Problem details: Return the full set of records, matching them character for character.
[[ Given data open ]]
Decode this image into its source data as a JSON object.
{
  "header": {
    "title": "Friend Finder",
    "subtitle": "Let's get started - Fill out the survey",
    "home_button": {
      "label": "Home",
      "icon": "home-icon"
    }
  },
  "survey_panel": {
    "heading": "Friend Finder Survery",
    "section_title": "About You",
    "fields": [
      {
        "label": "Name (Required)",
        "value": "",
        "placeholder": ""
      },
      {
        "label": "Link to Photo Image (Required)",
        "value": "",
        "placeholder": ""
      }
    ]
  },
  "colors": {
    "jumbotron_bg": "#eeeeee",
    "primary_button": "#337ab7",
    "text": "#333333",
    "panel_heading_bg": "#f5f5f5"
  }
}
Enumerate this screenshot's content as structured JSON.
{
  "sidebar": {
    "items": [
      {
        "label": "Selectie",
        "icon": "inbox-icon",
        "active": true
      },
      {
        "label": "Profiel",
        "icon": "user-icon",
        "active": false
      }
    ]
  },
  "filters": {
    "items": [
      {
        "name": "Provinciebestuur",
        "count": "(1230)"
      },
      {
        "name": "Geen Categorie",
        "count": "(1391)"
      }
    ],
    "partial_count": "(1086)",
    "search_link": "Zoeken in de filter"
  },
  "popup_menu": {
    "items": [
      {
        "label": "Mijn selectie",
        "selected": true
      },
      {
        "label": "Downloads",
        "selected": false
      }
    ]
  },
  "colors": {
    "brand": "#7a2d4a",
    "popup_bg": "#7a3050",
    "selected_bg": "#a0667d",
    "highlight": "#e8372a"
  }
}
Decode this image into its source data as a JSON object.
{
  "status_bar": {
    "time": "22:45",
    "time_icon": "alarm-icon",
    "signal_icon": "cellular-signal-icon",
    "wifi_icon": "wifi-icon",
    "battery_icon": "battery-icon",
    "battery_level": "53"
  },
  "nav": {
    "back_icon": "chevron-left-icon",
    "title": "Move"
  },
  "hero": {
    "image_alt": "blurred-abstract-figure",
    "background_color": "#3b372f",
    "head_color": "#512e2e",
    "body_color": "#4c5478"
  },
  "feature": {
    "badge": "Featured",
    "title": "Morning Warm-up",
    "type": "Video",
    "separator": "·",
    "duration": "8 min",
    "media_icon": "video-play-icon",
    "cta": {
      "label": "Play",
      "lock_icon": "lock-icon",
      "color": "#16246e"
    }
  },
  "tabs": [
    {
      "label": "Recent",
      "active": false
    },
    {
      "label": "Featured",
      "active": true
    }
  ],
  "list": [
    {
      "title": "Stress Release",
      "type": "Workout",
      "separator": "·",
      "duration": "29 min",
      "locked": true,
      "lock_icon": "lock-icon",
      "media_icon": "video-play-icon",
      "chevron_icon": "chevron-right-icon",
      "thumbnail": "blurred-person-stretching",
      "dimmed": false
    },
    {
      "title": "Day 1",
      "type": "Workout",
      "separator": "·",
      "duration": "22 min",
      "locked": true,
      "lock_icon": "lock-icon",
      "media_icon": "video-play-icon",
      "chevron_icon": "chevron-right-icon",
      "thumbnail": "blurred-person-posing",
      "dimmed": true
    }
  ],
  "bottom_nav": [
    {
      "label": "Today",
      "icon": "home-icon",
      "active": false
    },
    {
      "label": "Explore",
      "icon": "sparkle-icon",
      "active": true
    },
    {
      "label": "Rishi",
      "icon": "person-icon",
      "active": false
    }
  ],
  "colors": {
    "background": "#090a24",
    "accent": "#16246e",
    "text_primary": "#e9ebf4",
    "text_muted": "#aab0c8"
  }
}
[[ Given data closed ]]
Answer to the exercise:
Decode this image into its source data as a JSON object.
{
  "header": {
    "title": "Friend Finder",
    "subtitle": "Let's get started - Fill out the survey",
    "home_button": {
      "label": "Home",
      "icon": "home-icon"
    }
  },
  "survey_panel": {
    "heading": "Friend Finder Survery",
    "section_title": "About You",
    "fields": [
      {
        "label": "Name (Required)",
        "value": "",
        "placeholder": ""
      },
      {
        "label": "Link to Photo Image (Required)",
        "value": "",
        "placeholder": ""
      }
    ]
  },
  "colors": {
    "jumbotron_bg": "#eeeeee",
    "primary_button": "#337ab7",
    "text": "#333333",
    "panel_heading_bg": "#f5f5f5"
  }
}
Enumerate this screenshot's content as structured JSON.
{
  "sidebar": {
    "items": [
      {
        "label": "Selectie",
        "icon": "inbox-icon",
        "active": true
      },
      {
        "label": "Profiel",
        "icon": "user-icon",
        "active": false
      }
    ]
  },
  "filters": {
    "items": [
      {
        "name": "Provinciebestuur",
        "count": "(1230)"
      },
      {
        "name": "Geen Categorie",
        "count": "(1391)"
      }
    ],
    "partial_count": "(1086)",
    "search_link": "Zoeken in de filter"
  },
  "popup_menu": {
    "items": [
      {
        "label": "Mijn selectie",
        "selected": true
      },
      {
        "label": "Downloads",
        "selected": false
      }
    ]
  },
  "colors": {
    "brand": "#7a2d4a",
    "popup_bg": "#7a3050",
    "selected_bg": "#a0667d",
    "highlight": "#e8372a"
  }
}
Decode this image into its source data as a JSON object.
{
  "status_bar": {
    "time": "22:45",
    "time_icon": "alarm-icon",
    "signal_icon": "cellular-signal-icon",
    "wifi_icon": "wifi-icon",
    "battery_icon": "battery-icon",
    "battery_level": "53"
  },
  "nav": {
    "back_icon": "chevron-left-icon",
    "title": "Move"
  },
  "hero": {
    "image_alt": "blurred-abstract-figure",
    "background_color": "#3b372f",
    "head_color": "#512e2e",
    "body_color": "#4c5478"
  },
  "feature": {
    "badge": "Featured",
    "title": "Morning Warm-up",
    "type": "Video",
    "separator": "·",
    "duration": "8 min",
    "media_icon": "video-play-icon",
    "cta": {
      "label": "Play",
      "lock_icon": "lock-icon",
      "color": "#16246e"
    }
  },
  "tabs": [
    {
      "label": "Recent",
      "active": false
    },
    {
      "label": "Featured",
      "active": true
    }
  ],
  "list": [
    {
      "title": "Stress Release",
      "type": "Workout",
      "separator": "·",
      "duration": "29 min",
      "locked": true,
      "lock_icon": "lock-icon",
      "media_icon": "video-play-icon",
      "chevron_icon": "chevron-right-icon",
      "thumbnail": "blurred-person-stretching",
      "dimmed": false
    },
    {
      "title": "Day 1",
      "type": "Workout",
      "separator": "·",
      "duration": "22 min",
      "locked": true,
      "lock_icon": "lock-icon",
      "media_icon": "video-play-icon",
      "chevron_icon": "chevron-right-icon",
      "thumbnail": "blurred-person-posing",
      "dimmed": true
    }
  ],
  "bottom_nav": [
    {
      "label": "Today",
      "icon": "home-icon",
      "active": false
    },
    {
      "label": "Explore",
      "icon": "sparkle-icon",
      "active": true
    },
    {
      "label": "Rishi",
      "icon": "person-icon",
      "active": false
    }
  ],
  "colors": {
    "background": "#090a24",
    "accent": "#16246e",
    "text_primary": "#e9ebf4",
    "text_muted": "#aab0c8"
  }
}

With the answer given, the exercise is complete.